Rising costs scrutinized at NHBR health forum
Inefficiencies, unnecessary spending drive ongoing hikes
The United States is not doing enough to curb health care costs, primarily driven by unnecessary services, excess administrative costs and inefficiently delivered services, said Ed Prewitt, editorial director of NEJM Catalyst and keynote speaker at NH Business Review’s Health Care Trends forum held Thursday at the Grappone Conference Center in Concord.
Since 1980, U.S. health care spending has skyrocketed far beyond all other industrial nations, doubling the amount of health care spending per capita in Germany and Canada.
“We are far and away the largest user of health care per capita in the world,” said Prewitt, noting the growth started skyrocketing after 1980.
“Until then, the U.S. and other developed countries were tracking pretty closely, but it shot up. We’ve bent the cost curb just a little bit as a country. That’s still not very sustainable.”
According to the National Academy of Medicine, one-third of health care spending, or $750 billion, is unnecessary. The largest share, $210 billion, is attributed to unnecessary services, followed by excess administrative costs, at $150 billion, and inefficiently delivered services, at $130 billion. Prescriptions account for a fifth of costs, said Prewitt.
And with nearly half of middle class or higher-income people who buy individual insurance without Obamacare subsidies facing premium increases of 52 percent in 2018, and one-third of Americans with high-deductible plans, no wonder there is discontent with the current health care model.
“Overall, the situation in New Hampshire is pretty good compared to a lot of parts of the country, but there is uncertainty,” said Prewitt. “There are going to be fewer insurer partners and there is concern over Medicaid funding.”
Medicaid and Medicare could see cuts via the federal budget process or through measures tacked onto tax reform proposals, said Prewitt.
Prewitt noted there are a few avenues to provide cost savings in the U.S. market.
Americans are often unaware of available resources that allow a comparison of costs and quality, such as NH Health Cost, which allows consumers to find the best provider or hospital to perform a procedure — of course, keeping in mind that it must be in their health insurer’s provider network. However, Prewitt warned that people should be wary of publications that claim to do their own analysis, since their data is often incomplete.
In the health care industry, there is a growing focus on value-based care — providing efficient care with price based on health outcomes. Prewitt said New England has embraced value-based care more than other parts of the country, specifically naming Dartmouth-Hitchcock as a leader.
In terms of regulating hospital costs, Maryland is the only state in the country that has started doing so, though with some lateral ability for hospitals to influence their prices.

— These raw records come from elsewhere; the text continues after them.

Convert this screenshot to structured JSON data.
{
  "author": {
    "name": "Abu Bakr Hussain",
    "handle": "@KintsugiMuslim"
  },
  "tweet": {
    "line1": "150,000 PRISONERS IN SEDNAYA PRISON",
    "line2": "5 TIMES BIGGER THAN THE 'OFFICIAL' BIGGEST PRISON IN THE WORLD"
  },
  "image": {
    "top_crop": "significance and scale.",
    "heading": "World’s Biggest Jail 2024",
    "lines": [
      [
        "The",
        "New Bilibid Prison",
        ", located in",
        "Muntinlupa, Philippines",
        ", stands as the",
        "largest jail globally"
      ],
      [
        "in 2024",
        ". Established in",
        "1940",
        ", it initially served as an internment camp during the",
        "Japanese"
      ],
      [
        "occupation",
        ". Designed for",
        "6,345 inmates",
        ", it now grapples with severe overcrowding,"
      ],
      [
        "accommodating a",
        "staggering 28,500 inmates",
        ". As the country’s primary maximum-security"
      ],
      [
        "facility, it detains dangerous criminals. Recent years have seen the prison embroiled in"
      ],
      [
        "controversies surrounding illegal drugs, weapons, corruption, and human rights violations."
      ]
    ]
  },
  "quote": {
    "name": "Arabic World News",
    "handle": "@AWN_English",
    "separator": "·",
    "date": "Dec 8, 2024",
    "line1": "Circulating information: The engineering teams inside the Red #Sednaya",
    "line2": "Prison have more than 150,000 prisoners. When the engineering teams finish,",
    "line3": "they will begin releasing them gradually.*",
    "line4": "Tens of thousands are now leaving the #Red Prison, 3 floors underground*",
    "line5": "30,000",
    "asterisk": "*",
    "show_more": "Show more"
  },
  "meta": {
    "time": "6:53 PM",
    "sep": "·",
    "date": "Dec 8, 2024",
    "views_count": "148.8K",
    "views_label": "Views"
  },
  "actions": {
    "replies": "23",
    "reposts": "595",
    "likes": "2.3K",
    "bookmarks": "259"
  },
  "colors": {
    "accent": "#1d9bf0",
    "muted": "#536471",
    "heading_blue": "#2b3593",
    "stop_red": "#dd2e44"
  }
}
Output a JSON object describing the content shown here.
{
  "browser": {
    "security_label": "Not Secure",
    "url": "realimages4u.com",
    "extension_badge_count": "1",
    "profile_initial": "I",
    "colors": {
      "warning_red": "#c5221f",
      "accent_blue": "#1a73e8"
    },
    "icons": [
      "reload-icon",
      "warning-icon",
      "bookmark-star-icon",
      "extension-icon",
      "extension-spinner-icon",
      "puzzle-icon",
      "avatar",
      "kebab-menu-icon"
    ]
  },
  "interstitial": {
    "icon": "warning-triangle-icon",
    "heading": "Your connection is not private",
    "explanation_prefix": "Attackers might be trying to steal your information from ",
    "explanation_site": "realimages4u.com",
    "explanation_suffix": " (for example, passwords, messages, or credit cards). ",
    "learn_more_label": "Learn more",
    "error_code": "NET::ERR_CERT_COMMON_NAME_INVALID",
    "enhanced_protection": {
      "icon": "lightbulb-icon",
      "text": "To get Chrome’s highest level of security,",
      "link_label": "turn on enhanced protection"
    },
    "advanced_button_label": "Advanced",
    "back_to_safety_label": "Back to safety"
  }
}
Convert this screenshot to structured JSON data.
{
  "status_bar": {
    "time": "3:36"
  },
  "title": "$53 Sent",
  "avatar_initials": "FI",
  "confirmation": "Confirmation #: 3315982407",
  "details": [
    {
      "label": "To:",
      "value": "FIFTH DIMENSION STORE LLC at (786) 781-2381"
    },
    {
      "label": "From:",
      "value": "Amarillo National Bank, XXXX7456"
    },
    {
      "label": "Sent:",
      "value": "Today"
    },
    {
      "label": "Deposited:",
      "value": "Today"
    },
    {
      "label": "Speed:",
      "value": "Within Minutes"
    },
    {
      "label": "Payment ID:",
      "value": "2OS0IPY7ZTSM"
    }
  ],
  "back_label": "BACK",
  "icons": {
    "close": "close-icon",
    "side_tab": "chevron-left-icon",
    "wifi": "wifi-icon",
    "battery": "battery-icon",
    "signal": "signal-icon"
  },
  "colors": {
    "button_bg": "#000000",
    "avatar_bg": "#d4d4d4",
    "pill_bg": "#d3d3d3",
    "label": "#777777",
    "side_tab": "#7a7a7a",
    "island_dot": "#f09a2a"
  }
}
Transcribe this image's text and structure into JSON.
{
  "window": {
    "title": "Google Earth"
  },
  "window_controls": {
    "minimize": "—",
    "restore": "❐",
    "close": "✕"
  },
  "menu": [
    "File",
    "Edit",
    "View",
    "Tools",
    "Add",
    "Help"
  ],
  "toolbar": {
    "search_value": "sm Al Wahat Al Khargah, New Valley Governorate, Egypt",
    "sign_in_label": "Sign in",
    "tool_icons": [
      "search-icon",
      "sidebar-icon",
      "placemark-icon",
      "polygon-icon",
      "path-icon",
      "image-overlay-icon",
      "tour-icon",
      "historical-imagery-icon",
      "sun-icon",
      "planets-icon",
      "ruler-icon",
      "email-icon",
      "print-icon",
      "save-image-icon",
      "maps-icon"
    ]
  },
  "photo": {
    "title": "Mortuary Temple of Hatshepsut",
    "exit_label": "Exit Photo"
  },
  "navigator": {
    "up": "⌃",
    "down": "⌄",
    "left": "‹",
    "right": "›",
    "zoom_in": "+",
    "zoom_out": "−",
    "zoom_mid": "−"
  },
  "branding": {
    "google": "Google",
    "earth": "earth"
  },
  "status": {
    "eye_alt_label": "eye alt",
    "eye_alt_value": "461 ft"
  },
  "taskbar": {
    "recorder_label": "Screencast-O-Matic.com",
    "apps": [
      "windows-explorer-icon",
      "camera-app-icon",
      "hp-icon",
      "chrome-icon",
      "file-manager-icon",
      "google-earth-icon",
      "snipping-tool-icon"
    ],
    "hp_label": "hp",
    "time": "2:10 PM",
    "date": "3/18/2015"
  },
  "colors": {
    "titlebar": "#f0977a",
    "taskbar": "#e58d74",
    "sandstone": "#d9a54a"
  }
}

Adding to health care costs are mental health issues, such as clinical depression and drug and alcohol abuse, which have a significant cost impact. Drug abuse alone costs employers $18 billion in sick days and medical expenses.
Prewitt’s overview set the stage for the panel that followed, focusing on how mental health and addiction issues affect the workplace.
The panel was comprised of Harvard Pilgrim Health Care Vice President Dr. William Brewster, John Burns, director of SOS Recovery Community Organization, attorney Adam Hamel of McLane Middleton and Alex Ray, owner of The Common Man Family of Restaurants.
“Fentanyl, I know all too many people who have died recently from that drug,” said Alex Ray, owner of The Common Man Family of Restaurants (far right). “My particular thing is AA; I try to get [employees] in personally.” To Ray’s right (from right to left) are Adam Hamel, John Burns and Dr. William Brewster.
Burns noted that with so much attention on the opioid crisis, the greater addiction crisis is being overlooked.
“When the opioid crisis is over, it’s going to be another drug crisis,” said Burns, who listed stimulants, methamphetamines and cocaine as common additive substances, as well as alcohol.
“Alcohol kills a lot more people,” said Burns.
Approximately 70 percent of employers are reporting prescription drug misuse as a problem and almost 30 percent of employees say they have family members who are struggling with addiction, said Hamel.
“Employers should really be getting individualized advice from their attorneys or counsel,” said Hamel. “The first step is a cultural step and that is making sure you have in place policies and programs,” as well as ensuring employees there are resources available to help, often through company’s benefits providers.
Ray, who has set up two addiction centers, one of which was sold to Easter Seals, tries personally to get employees struggling with alcohol abuse into Alcoholics Anonymous, even before they can get into a treatment program, where there is often a two- to four-week waiting list.
“Most of the people who need professional help don’t have any money because they used it all, so they come and say ‘I need help’ and I say ‘What can you do?’,” said Ray.
But employers need to be careful about how they approach employees they suspect are experiencing an addiction. Hamel said employers should focus on performance as a point of conversation, asking what the company could do to help employees, allowing them to open up versus providing a diagnosis.
Creating workplaces where individuals feel safe to speak about it have a huge impact, said Burns, who spoke of his personal experience of eventually opening up to his employer at the time about his daughter’s addiction.
His employer was completely understanding and supportive, Burns said. “I had always been a loyal, hardworking employee, but I’ll tell you I would have moved mountains for them from that day on,” said Burns.
Brewster, whose son also experienced addiction, noted it is an issue that affects many employees, either directly or through their family members.